The Carter Family were pioneers of Country music but their influence was far reaching and impacted future performers of other genres such as folk, pop/rock and even Southern gospel. This 2CD set celebrates their early material (1927-1941) and includes Keep On The Sunnyside', 'Wabash Cannonball', 'Are You Lonesome Tonight?' title track 'Wildwood Flower' plus many more classic tracks.
The Carter Family, a family vocal group from Appalachian Virginia, were the most impactful discovery of talent scout Ralph Peer and the first vocal group to become country music stars.

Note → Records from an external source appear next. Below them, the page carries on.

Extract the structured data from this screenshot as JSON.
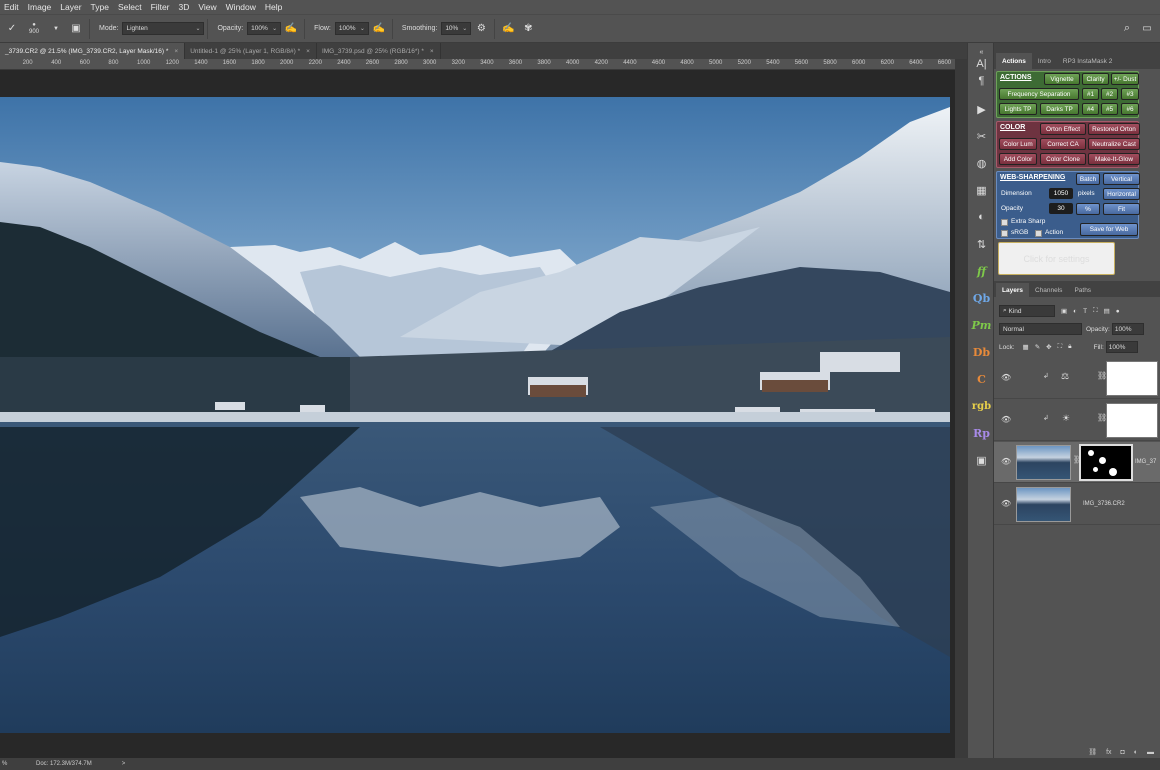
{
  "menu": [
    "Edit",
    "Image",
    "Layer",
    "Type",
    "Select",
    "Filter",
    "3D",
    "View",
    "Window",
    "Help"
  ],
  "options": {
    "brush_size": "900",
    "mode_label": "Mode:",
    "mode_value": "Lighten",
    "opacity_label": "Opacity:",
    "opacity_value": "100%",
    "flow_label": "Flow:",
    "flow_value": "100%",
    "smoothing_label": "Smoothing:",
    "smoothing_value": "10%"
  },
  "tabs": [
    {
      "label": "_3739.CR2 @ 21.5% (IMG_3739.CR2, Layer Mask/16) *",
      "active": true
    },
    {
      "label": "Untitled-1 @ 25% (Layer 1, RGB/8#) *",
      "active": false
    },
    {
      "label": "IMG_3739.psd @ 25% (RGB/16*) *",
      "active": false
    }
  ],
  "ruler_ticks": [
    "0",
    "200",
    "400",
    "600",
    "800",
    "1000",
    "1200",
    "1400",
    "1600",
    "1800",
    "2000",
    "2200",
    "2400",
    "2600",
    "2800",
    "3000",
    "3200",
    "3400",
    "3600",
    "3800",
    "4000",
    "4200",
    "4400",
    "4600",
    "4800",
    "5000",
    "5200",
    "5400",
    "5600",
    "5800",
    "6000",
    "6200",
    "6400",
    "6600"
  ],
  "status": {
    "zoom": "%",
    "doc": "Doc: 172.3M/374.7M",
    "arrow": ">"
  },
  "panel_tabs": [
    "Actions",
    "Intro",
    "RP3 InstaMask 2"
  ],
  "actions": {
    "header": "ACTIONS",
    "buttons": [
      "Vignette",
      "Clarity",
      "+/- Dust",
      "Frequency Separation",
      "#1",
      "#2",
      "#3",
      "Lights TP",
      "Darks TP",
      "#4",
      "#5",
      "#6"
    ]
  },
  "color": {
    "header": "COLOR",
    "buttons": [
      "Orton Effect",
      "Restored Orton",
      "Color Lum",
      "Correct CA",
      "Neutralize Cast",
      "Add Color",
      "Color Clone",
      "Make-It-Glow"
    ]
  },
  "web": {
    "header": "WEB-SHARPENING",
    "batch": "Batch",
    "vertical": "Vertical",
    "dimension_label": "Dimension",
    "dimension_value": "1050",
    "pixels_label": "pixels",
    "horizontal": "Horizontal",
    "opacity_label": "Opacity",
    "opacity_value": "30",
    "pct": "%",
    "fit": "Fit",
    "extra_sharp": "Extra Sharp",
    "srgb": "sRGB",
    "action": "Action",
    "save": "Save for Web"
  },
  "settings_label": "Click for settings",
  "layers_tabs": [
    "Layers",
    "Channels",
    "Paths"
  ],
  "layers": {
    "kind": "Kind",
    "blend": "Normal",
    "opacity_label": "Opacity:",
    "opacity_value": "100%",
    "lock_label": "Lock:",
    "fill_label": "Fill:",
    "fill_value": "100%",
    "items": [
      {
        "name": "",
        "type": "levels"
      },
      {
        "name": "",
        "type": "brightness"
      },
      {
        "name": "IMG_37",
        "type": "image-mask"
      },
      {
        "name": "IMG_3736.CR2",
        "type": "image"
      }
    ]
  },
  "strip_icons": [
    "Ab",
    "Qb",
    "Pm",
    "Db",
    "C",
    "rgb",
    "Rp"
  ],
  "colors": {
    "accent_green": "#5c8e43",
    "accent_red": "#8a3e4e",
    "accent_blue": "#5a7fb6"
  }
}
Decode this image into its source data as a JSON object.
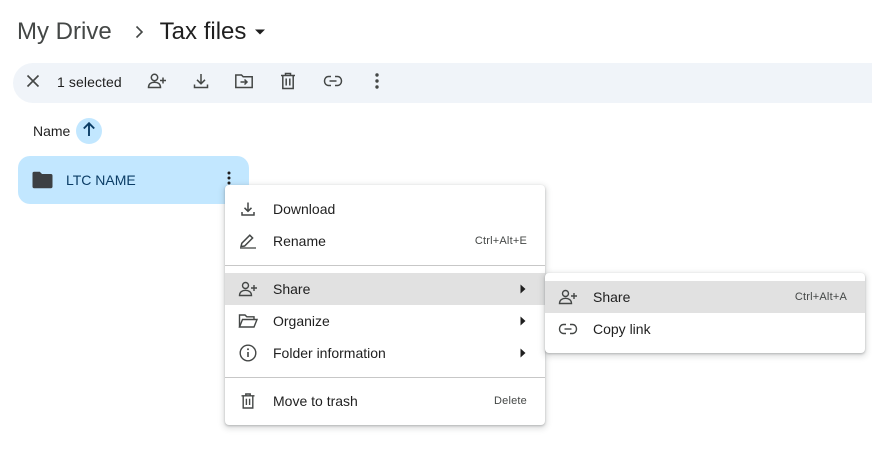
{
  "breadcrumb": {
    "root": "My Drive",
    "current": "Tax files"
  },
  "toolbar": {
    "selected_count": "1 selected",
    "icons": [
      "close-icon",
      "share-icon",
      "download-icon",
      "move-icon",
      "trash-icon",
      "link-icon",
      "more-vert-icon"
    ]
  },
  "sort": {
    "label": "Name",
    "direction": "ascending"
  },
  "folder": {
    "name": "LTC NAME"
  },
  "context_menu": {
    "download": {
      "label": "Download"
    },
    "rename": {
      "label": "Rename",
      "shortcut": "Ctrl+Alt+E"
    },
    "share": {
      "label": "Share"
    },
    "organize": {
      "label": "Organize"
    },
    "folder_info": {
      "label": "Folder information"
    },
    "trash": {
      "label": "Move to trash",
      "shortcut": "Delete"
    }
  },
  "share_submenu": {
    "share": {
      "label": "Share",
      "shortcut": "Ctrl+Alt+A"
    },
    "copy_link": {
      "label": "Copy link"
    }
  },
  "colors": {
    "selection_blue": "#c2e7ff",
    "toolbar_bg": "#f0f4f9",
    "hover_gray": "#e1e1e1",
    "folder_text": "#0b3d66"
  }
}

Apart from the beautiful harmonies that can only come from kin, Mother Maybelle Carter pioneered “scratch” style guitar picking, a clever synthesis of autoharp, banjo and guitar picking, and for years served as a matriarchal figure in the Grand Ole Opry.
Country musicians, be they alternative, traditional, or neo-traditionalist, never tire of singing praises to the Carter Family. Heck, even the occasional rocker will say a few kind words about the Carter legacy. With this type of enthusiasm, there's never a bad time to put together a tribute album like The Unbroken Circle. The album is packed with VIPs like Emmylou Harris, George Jones, Sheryl Crow, and Willie Nelson, and it even includes no less than three Cashes (Johnny, June Carter, and Rosanne). Despite this impressive list, The Unbroken Circle gets a very rocky start with lukewarm efforts by Jones, Crow, Harris, and Johnny Cash. Jones and Cash sound fairly rough, and Harris' outing, backed by the Peasall Sisters, is underwhelming…….
Valerie June Carter Cash (June 23, 1929 – May 15, 2003) was a singer, songwriter, actress, comedienne and author who was a member of the Carter Family and the second wife of singer Johnny Cash. She played the guitar, banjo, harmonica, and autoharp, and also acted in several films and television shows. Wildwood Flower is the last album from June Carter Cash. It was released in 2003 on the Dualtone record label. It was produced by John Carter Cash. more…
AMERICAN EPIC, a film series produced by Allison McGourty, Duke Erikson and Director Bernard MacMahon, explores the pivotal recording journeys at the height of the Roaring Twenties, when music scouts armed with cutting-edge recording technology captured the breadth of American music and discovered the artists that would shape our world. The recordings they made of all the ethnic groups of America democratized the nation and gave a voice to everyone. Country singers in the Appalachians, Blues guitarists in the Mississippi Delta, Gospel preachers across the south, Cajun fiddlers in Louisiana, Tejano groups from the Texas Mexico border, Native American drummers in Arizona, and Hawaiian musicians were all recorded. It was the first time America heard itself.